What should you look out for in your SMS campaigns? We speak to a digital marketing company in Singapore and get its take on the SMS landscape in Asia.Marcel Lee Pereira: What is Tactica Labs' business model?
Donny Soh is chief data officer of Tactica Labs.
Donny Soh: Our solutions range from email or SMS marketing to full fledged CRM solutions. We believe in providing value to our customers. For every dollar you put in, our aim is for you to earn back at least that dollar. It can come as new sales, cost savings, brand exposure or consultation.
Pereira: Why did you venture into the digital marketing industry?
Soh: Being computer scientists, we have always been intrigued with technology. Since graduation, we dabbled around with data analytics, SMS and email marketing. It was until three years ago that an advertising friend pointed that out to us! We are just doing something we enjoy, which is technology. We help companies connect to clients with technology. And because technology is involved, our solutions are usually cost-effective, fast and accountable.
Pereira: How has SMS marketing evolved in the region this past year?
Soh: Certainly, the market has been a lot more receptive to SMS marketing. It used to be an avenue used only by large institutions like banks or telcos. Yet over the past year we have seen many smaller retail shops doing it as well. A lot of education has to be provided to these shops.
One of the very interesting trends is the willingness to open websites from phones. Some of our SMS messages embed URLs in them. (And our system allows webpages to be automatically resized to that of a phone screen.) Our clients are extremely pleased that their click-through rates in Indonesia and Malaysia have been as high as 8 percent. That is extremely high compared to that of 1 percent in the online click-through industry.
Pereira: How do you see SMS marketing developing in the region in two year’s time?
Soh: I think I will answer this with how I wish SMS marketing should develop in the region in the next two years:
1. Greater value
Let’s talk about our own experiences. The last time you received an advertising SMS on your phone, you probably had it deleted immediately. Why so? We attribute it once again to its value to customers. Customers are not receiving enough value from the SMS offers and SMS marketing is very quickly degenerating to the level termed “spam”.
As we always tell our clients, SMS marketing is an avenue to connect with your clients on a very personal level. We hope that companies interested in doing it devote more time to targeting proper clients and giving offers which provide more value to them, rather than just mass spamming everyone on their list. It is actually a lot better for the industry because these companies save money with a smaller list and their clients benefit from the better value offered.
2. Interactive campaigns
One of the ways we can improve is by doing interactive SMS campaigns. There was this campaign we did for a pub: Their members received an SMS invite to attend a party, and when they replied “Yes”, they received an SMS ticket. Showing the ticket on the day of the event granted them free entrance into the party with two free drinks. These campaigns are much better in terms of interactivity and fully utilize the strength of SMS advertising.

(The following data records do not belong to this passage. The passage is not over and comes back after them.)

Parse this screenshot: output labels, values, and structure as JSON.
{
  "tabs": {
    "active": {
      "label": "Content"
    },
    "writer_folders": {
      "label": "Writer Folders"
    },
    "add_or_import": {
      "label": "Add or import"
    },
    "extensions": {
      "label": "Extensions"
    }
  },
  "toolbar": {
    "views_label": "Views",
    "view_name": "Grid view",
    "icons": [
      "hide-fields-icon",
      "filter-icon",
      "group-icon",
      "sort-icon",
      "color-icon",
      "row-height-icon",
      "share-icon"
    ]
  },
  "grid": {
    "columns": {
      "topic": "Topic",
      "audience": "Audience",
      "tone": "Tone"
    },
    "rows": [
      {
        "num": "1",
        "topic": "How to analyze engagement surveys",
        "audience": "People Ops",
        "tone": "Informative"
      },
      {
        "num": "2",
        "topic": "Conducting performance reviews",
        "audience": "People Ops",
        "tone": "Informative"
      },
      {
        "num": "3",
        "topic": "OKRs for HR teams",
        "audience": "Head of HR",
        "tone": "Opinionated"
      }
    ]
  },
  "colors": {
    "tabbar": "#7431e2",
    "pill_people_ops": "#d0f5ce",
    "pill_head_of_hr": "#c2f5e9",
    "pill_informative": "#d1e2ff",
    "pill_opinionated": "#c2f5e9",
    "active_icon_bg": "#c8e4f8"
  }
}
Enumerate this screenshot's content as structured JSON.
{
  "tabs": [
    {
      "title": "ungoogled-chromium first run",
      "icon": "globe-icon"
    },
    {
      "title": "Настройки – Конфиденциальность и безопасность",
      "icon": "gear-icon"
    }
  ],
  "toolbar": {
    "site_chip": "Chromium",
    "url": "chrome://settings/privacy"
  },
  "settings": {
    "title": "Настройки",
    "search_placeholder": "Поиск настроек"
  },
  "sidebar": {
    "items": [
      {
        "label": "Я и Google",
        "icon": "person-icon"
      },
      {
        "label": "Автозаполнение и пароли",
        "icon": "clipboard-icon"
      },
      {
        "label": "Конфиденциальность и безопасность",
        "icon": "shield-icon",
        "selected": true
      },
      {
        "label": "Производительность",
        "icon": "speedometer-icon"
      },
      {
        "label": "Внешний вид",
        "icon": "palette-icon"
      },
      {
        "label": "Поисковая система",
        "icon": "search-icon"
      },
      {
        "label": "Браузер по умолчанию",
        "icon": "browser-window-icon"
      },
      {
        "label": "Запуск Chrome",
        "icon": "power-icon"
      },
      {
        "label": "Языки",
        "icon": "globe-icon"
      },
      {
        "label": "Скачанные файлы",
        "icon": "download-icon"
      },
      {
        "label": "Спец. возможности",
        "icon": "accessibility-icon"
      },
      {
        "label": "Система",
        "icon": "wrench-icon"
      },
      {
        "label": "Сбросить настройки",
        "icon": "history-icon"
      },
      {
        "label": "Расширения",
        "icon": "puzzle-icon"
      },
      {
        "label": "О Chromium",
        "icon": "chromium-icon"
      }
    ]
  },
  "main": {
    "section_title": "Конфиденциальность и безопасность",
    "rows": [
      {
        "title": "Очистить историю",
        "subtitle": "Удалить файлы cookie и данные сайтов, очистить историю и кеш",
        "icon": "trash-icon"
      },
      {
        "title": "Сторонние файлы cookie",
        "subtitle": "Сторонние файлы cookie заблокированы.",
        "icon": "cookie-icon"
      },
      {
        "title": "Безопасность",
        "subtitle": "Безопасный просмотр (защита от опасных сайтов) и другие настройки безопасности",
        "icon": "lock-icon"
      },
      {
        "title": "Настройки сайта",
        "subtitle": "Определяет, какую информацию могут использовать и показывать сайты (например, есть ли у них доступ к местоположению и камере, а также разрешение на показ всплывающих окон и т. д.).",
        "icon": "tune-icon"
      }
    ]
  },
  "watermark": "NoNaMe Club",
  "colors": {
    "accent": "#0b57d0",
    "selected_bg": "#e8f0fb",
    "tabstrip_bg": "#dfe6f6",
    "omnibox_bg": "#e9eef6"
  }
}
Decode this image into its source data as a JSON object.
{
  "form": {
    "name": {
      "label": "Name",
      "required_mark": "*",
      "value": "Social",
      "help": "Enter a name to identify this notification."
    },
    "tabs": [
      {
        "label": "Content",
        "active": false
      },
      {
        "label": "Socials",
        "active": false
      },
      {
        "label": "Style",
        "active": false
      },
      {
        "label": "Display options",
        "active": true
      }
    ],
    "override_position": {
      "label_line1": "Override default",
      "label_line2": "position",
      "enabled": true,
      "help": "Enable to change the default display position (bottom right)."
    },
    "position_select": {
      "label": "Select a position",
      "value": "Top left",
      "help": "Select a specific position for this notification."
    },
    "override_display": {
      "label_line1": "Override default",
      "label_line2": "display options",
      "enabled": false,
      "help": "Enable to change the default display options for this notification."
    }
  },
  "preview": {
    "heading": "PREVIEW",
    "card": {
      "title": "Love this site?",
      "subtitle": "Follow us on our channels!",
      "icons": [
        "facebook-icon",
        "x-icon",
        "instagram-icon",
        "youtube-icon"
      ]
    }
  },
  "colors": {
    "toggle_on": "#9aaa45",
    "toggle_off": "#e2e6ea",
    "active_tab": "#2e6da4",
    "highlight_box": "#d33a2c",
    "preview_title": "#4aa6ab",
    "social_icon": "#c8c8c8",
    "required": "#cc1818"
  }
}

3. Web integration
As mentioned above, one thing teenagers enjoy doing is viewing webpages on their mobile phones. (This is true in Malaysia and Indonesia, but not so much in Singapore). We will love to see more SMS campaigns encouraging users to click through and view websites directly on their mobile phones.
Pereira: How do you ensure SMS messages do not become a hindrance to people or be seen as junk mail?
Soh: This is an excellent concern. We see this happening because of indiscriminate SMS marketing. We need to ensure that the value to consumers must be real.
SMS marketing must not be seen as a pure propaganda tool. It is a way of connecting to your clients on a very personal level. If you are able to provide consistent value to the right target group, you will be able to keep your clients as well.
For example, I have received queries from the public to be informed if certain offers come out from certain companies. On the flipside, I have also received requests to be excluded from all campaigns from certain companies.
Pereira: Which countries do you have a presence in and what are the challenges in the marketplace for these countries?
Soh: We are able to deliver SMSes to anywhere in the world. We have users from Southeast Asia, USA, Europe and even the Middle East. Our stronger bases are in SEA, namely Singapore, Indonesia, Malaysia and The Philippines.
The main difficulty is language and culture. Across these four main countries we have at least four or five different languages. If a client wishes to carry out a campaign across these countries, we have to ensure that the translations are done properly so that the intent of the message remains intact.
The Philippine market has a total of $4 million in ad revenue for online marketing. We have a SMS portal in the Philippines which is extremely popular, reaching close to 40,000 members, but we have yet to successfully break into the market to monetize these members.
Pereira: How has the economic downturn impacted the SMS marketing business?
Soh: Like all other advertising businesses, budgets for SMS marketing have been cut.
One interesting market has emerged though. We have managed to get more business in the corresponding market of corporate SMS/CRM solutions. There are actually more companies seeking to automate their systems and business processes via SMS. These corporate SMS solutions actually help them cut down on operational costs during this downturn.
Marcel Lee Pereira is editor of iMedia Connection Asia.